This week's OnMilwaukee.com Recommends is here, and it delivers a flavorful hangover cure in a glass, a one-of-a-kind movie experience, environmentally conscious cosmetics and more. Read on for this and more stuff we like this week.
MacFarlane fully cooked pheasant breast – Did you know the continent's largest pheasant farm is located in Janesville? I didn't. It's been family-owned and operated since 1929. But now that I know, and especially now that I've tried MacFarlane's fully cooked pheasant breasts, which come with two 5-ounce breasts packaged together, I'm hooked. The birds are fed natural grains and the breasts are tender, moist and delicious. They look like chicken, sure, but they're much more flavorful and lower in fat. Pre-seasoned, the breasts cook in the oven in 20 minutes and pop them under the broiler for another couple minutes to let the skin crisp up and dinner's easy and really, really good. Everyone in my house was wowed. pheasantfordinner.com – Bobby Tanzilo
Bender Ender at Fuel Cafe – Whether you're feeling clobbered by a raging hangover or simply under the weather due to a cold, the Bender Ender at Fuel, 818 E. Center St., is a refreshing drink that tastes like liquid health. It's made with cranberry sports tea and an orange or raspberry EmergenC (powered vitamin C) packet with lots of ice. It'll set you back $3, but it's worth it. – Molly Snyder
Pencils Down: Rethinking High-Stakes Testing and Accountability in Public Schools, edited by Wayne Au and Melissa Bollow Tempel (Rethinking Schools, $24.95) – Milwaukee's own Rethinking Schools' latest book is a compendium of pieces written about standardized testing by teachers, university professors, scholars and others, including Peggy Robertson of United Opt Out National, Monty Neill of the National Center for Fair and Open Testing and even the former director of MPS' Division of Research and Evaluation. Each details a piece of how a strict focus on testing both does a disservice to children in terms of a narrowed focus on teaching only tested material and also doesn't offer a true picture of how our students, teachers and schools are doing. As is usually the case with Rethinking Schools books, most interesting to me are the essays written by MPS teachers on their experiences here in Milwaukee. – Bobby Tanzilo
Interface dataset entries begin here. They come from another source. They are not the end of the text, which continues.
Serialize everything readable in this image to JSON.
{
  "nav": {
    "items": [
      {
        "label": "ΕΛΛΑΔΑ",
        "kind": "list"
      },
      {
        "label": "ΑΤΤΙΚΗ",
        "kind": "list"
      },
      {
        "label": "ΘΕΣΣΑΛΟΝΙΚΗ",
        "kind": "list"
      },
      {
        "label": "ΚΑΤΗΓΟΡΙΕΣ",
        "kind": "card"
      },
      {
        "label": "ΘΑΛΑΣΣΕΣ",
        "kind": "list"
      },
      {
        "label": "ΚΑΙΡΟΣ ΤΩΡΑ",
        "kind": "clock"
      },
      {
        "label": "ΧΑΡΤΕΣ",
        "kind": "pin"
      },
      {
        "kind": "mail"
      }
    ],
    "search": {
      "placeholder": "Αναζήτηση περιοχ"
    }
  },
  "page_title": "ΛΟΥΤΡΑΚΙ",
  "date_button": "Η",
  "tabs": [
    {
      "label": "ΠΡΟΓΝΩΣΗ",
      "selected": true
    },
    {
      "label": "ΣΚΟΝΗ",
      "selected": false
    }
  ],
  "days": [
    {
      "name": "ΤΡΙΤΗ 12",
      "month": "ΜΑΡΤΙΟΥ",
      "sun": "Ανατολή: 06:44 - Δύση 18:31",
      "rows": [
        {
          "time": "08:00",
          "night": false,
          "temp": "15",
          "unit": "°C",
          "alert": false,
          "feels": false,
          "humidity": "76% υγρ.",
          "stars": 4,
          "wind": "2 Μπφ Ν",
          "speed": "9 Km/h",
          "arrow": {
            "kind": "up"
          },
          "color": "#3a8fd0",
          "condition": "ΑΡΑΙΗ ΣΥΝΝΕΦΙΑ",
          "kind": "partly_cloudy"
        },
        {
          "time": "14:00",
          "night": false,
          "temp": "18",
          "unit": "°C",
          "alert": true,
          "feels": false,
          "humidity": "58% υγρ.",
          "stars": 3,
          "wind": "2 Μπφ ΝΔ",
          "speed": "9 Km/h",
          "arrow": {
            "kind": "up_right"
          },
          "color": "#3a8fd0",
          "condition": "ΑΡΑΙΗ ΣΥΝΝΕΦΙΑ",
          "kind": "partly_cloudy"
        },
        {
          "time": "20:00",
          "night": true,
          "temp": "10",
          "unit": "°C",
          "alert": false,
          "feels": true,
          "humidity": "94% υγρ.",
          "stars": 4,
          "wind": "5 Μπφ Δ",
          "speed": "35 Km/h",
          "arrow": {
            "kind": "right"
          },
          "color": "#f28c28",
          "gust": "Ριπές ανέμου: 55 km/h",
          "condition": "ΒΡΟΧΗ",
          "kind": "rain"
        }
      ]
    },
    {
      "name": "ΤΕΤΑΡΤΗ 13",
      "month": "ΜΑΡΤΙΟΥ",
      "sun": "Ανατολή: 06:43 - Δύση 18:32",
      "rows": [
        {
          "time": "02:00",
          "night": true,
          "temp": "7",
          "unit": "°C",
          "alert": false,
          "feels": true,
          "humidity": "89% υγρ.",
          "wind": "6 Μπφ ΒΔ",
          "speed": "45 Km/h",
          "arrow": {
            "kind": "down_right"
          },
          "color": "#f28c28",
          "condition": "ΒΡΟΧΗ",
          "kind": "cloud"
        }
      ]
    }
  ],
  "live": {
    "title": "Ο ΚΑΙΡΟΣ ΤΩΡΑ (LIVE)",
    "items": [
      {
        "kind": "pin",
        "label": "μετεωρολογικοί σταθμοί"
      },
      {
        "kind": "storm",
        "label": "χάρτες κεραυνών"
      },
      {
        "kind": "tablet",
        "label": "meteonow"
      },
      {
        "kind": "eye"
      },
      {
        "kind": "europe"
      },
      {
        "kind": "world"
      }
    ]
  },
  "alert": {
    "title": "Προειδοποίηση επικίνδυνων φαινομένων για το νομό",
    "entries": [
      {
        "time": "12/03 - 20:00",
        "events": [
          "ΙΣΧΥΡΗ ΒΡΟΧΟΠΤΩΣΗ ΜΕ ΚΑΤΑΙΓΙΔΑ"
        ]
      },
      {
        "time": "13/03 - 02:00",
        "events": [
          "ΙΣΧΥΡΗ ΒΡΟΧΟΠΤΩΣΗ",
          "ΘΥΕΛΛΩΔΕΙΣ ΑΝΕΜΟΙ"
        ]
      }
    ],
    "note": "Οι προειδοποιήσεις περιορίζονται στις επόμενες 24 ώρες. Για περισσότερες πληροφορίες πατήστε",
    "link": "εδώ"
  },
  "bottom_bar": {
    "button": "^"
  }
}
Sparklehearts – Start educating girlies early about the integrity of ingredients in cosmetics with "Sparklehearts" Natural Beauty for Girls. Teeny glam girls up to tweens (and nostalgic product hoarders like me) will love the darling packaging and delicious scents of these body and hair products formulated without parabens, sulphates, phalates, GMOs, synthetic dyes, triclosan or animal testing. Sparklehearts doesn't miss a beat for conscious products that are effective, fun to use and good for you and the environment. The packaging is recycled and the products are made in the U.S.A. Sparklehearts has even teamed up with PETA for a TSA-approved travel set of products. My fave essential for little girls with curls? The Peace Out No Knots Hair Detangler – a must-have made with green tea and sage for super cute school 'dos. – Lindsay Garric
"Pandora's Box" at the Oriental – Ever felt like going back in time? No, I haven't found a time machine for you (I'll be sure to recommend it when I do), but Milwaukee Film and UWM’s Center for International Education’s "World Cinemas, Global Network" conference are bringing you something pretty close. The two are teaming up to present a free screening of G.W. Pabst’s 1929 silent film "Pandora's Box" in the historic confines of the Oriental Theatre Wednesday, April 25 at 7 p.m. Better still, they've booked Swedish film composer Matti Bye to perform live musical accompaniment. The screening is open to Milwaukee Film members and non-members alike; all you have to do is RSVP online by Monday to save yourself a seat. – Renee Lorenz